Rapid Financing Instrument (RFI)

October 4, 2022

The Rapid Financing Instrument (RFI) provides rapid financial assistance, which is available to any IMF member countries facing an urgent balance of payments need. The RFI was created as part of a broader reform to make the IMF’s financial support more flexible to address the diverse needs of member countries and can be used in a wide range of circumstances.

Emergency financing to meet urgent needs

Purpose. The RFI provides rapid and low-access financial assistance to any qualifying member country facing urgent balance of payments needs that, if not addressed, would result in an immediate and severe economic disruption. It can provide support to meet a broad range of needs, including those arising from commodity price shocks, natural disasters, conflict and post-conflict situations, emergencies resulting from fragility, and food shocks.

Qualification. The RFI is available to all member countries, although member countries eligible for the Poverty Reduction and Growth Trust are more likely to use the similar, concessional Rapid Credit Facility (RCF). Like the RCF, the RFI is designed for situations where a full-fledged economic program is not necessary because the need is transitory and limited in nature, or not feasible because a country’s policy design or implementation capacity is limited.

Windows. There are three windows under the RFI:

  • Regular window: for urgent BoP needs caused by wide range of sources including domestic instability, exogenous shocks and fragility. Access is up to 50 percent of quota per year and 150 percent of quota on a cumulative basis. A higher cumulative access limit (175 percent of quota) would be applied if the time-bound food shock window is used (see below).
  • Large Natural Disaster window: for urgent BoP needs arising from natural disasters where damage is assessed to be equivalent to or exceed 20 percent of the member’s GDP. Access of up to 80 percent of quota per year and 183.33 percent of quota on a cumulative basis.
  • Food Shock Window: for urgent BoP needs due to acute food insecurity, a sharp increase in the food or fertilizer import bill, or a shock to cereal exports. Access of up to 50 percent of quota during the 12-month period from September 30, 2022 to September 29, 2023. Access under the food shock window will be additional to the annual access limits of other windows.

Access to RFI financing is determined on a case-by-case basis, considering the country’s balance of payments need, the strength of its macroeconomic policies, capacity to repay the Fund, the amount of outstanding Fund credit, and the member’s record of past use of Fund credit.
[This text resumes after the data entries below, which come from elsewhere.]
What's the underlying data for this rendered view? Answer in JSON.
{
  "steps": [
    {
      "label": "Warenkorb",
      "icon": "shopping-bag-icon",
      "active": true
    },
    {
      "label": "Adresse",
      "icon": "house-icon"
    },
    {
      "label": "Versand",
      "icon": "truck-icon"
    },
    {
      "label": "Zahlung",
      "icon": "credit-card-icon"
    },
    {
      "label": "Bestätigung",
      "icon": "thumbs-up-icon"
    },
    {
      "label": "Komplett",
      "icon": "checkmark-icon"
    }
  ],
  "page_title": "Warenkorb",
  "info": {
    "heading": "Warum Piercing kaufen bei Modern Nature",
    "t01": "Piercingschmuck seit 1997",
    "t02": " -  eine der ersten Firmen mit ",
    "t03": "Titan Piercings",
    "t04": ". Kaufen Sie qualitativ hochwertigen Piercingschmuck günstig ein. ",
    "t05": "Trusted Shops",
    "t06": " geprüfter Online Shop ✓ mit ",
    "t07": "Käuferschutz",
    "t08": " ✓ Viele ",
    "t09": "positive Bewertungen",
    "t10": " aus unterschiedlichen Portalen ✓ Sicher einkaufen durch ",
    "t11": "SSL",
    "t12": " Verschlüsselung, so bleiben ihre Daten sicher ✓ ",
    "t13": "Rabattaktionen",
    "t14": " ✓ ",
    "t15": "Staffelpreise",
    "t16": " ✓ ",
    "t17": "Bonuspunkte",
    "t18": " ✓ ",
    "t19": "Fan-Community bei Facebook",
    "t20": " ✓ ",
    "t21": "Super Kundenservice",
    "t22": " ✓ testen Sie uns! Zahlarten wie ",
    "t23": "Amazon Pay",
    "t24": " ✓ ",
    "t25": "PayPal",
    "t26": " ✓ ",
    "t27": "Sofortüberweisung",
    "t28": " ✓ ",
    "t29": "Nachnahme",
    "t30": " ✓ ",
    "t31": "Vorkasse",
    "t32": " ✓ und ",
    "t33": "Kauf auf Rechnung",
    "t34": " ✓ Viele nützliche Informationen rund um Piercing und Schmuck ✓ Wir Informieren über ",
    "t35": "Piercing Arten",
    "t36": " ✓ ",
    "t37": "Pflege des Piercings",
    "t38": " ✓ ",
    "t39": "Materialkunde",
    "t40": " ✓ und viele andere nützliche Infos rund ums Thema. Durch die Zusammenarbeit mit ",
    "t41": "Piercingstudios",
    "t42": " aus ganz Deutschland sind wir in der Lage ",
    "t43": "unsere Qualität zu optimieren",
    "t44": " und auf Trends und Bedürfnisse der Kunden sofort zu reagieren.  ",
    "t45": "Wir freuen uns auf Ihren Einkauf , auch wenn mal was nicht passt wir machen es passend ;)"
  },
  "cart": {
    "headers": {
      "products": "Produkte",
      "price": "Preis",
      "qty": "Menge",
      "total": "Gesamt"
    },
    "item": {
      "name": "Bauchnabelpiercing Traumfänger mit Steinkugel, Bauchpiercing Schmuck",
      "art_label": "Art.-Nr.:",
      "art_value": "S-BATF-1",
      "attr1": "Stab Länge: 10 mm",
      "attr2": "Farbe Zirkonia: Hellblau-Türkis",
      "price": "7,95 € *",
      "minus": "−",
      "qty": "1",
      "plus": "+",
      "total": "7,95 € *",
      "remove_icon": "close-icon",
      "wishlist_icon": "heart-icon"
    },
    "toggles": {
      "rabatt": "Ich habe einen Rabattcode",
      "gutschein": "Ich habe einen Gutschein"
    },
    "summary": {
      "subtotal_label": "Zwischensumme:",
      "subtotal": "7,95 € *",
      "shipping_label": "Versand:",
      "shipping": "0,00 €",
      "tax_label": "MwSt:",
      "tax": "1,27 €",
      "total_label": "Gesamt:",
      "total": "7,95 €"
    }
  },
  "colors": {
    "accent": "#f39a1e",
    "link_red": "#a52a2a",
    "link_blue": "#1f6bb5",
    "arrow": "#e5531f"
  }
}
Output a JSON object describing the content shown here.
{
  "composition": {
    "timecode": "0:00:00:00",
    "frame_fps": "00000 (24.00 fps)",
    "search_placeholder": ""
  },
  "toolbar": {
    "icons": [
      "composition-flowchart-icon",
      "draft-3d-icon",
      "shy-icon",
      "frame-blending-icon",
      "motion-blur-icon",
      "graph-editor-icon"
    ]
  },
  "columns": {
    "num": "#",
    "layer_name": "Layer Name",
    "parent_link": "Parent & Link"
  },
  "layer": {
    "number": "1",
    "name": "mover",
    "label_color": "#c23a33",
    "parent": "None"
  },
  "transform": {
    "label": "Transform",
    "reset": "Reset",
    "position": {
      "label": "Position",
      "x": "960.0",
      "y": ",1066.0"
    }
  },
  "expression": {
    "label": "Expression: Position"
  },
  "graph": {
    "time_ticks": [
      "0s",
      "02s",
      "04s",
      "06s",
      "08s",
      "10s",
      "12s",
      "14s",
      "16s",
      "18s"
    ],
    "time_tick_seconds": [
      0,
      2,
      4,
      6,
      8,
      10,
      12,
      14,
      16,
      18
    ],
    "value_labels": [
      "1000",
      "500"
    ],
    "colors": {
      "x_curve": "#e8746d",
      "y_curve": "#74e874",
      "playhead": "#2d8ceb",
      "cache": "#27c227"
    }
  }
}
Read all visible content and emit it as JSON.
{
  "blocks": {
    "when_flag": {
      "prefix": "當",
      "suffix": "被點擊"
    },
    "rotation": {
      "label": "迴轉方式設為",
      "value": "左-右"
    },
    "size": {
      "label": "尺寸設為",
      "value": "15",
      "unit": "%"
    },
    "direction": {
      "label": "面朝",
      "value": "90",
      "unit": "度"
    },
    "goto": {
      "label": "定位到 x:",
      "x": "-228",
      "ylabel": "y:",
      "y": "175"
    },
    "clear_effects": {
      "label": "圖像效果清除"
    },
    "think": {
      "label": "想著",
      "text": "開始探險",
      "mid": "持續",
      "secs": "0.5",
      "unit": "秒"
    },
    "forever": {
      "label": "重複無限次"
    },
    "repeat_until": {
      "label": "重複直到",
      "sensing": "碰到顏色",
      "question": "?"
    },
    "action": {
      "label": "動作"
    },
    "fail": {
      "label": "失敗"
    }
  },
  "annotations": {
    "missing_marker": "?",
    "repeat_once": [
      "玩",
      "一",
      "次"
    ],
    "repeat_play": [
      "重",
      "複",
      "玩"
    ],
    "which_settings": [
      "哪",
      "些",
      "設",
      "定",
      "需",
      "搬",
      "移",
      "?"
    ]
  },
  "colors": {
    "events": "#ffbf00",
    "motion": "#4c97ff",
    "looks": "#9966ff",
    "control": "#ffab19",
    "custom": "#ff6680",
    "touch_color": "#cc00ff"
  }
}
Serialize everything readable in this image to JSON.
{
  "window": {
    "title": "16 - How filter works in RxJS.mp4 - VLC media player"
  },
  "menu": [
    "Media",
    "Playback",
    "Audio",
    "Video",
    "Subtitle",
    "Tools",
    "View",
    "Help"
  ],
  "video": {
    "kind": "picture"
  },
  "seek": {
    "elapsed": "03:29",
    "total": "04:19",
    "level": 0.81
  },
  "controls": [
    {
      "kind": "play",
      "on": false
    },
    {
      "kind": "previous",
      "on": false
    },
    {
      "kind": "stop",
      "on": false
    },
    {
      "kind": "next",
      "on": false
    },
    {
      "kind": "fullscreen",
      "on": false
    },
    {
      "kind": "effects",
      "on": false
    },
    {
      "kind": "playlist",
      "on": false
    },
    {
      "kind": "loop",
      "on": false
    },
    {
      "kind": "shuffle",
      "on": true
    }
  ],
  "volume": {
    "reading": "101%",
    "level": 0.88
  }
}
The current cumulative access limits of the regular shock window and large natural disaster window, which remain at the level temporarily raised in response to members’ large and urgent COVID-19-related financing needs, will be reviewed by end-June 2023. A review of the food shock window is also expected to be conducted by end-June 2023.

While financing under the RFI is often a one-off purchase in the case of an urgent balance of payments need of limited duration, there is scope for repeated use. A repeated use of the RFI within any three-year period is possible if the BoP need is caused primarily by an exogenous shock, or the country has established a track record of adequate macroeconomic policies, including through an SMP (or PMB, where applicable), prior to the request.

Limited conditionality

Fund support under the RFI is provided without ex-post program-based conditionality or reviews, although prior actions sometimes apply. Economic policies supported under the RFI should aim at addressing the underlying balance of payments difficulties and support the country's economic objectives.

Affordable lending terms

Financial assistance provided under the RFI is subject to the same financing terms as the Flexible Credit Line (FCL), the Precautionary and Liquidity Line (PLL) and Stand-By Arrangements (SBA), and should be repaid within 3¼ to 5 years.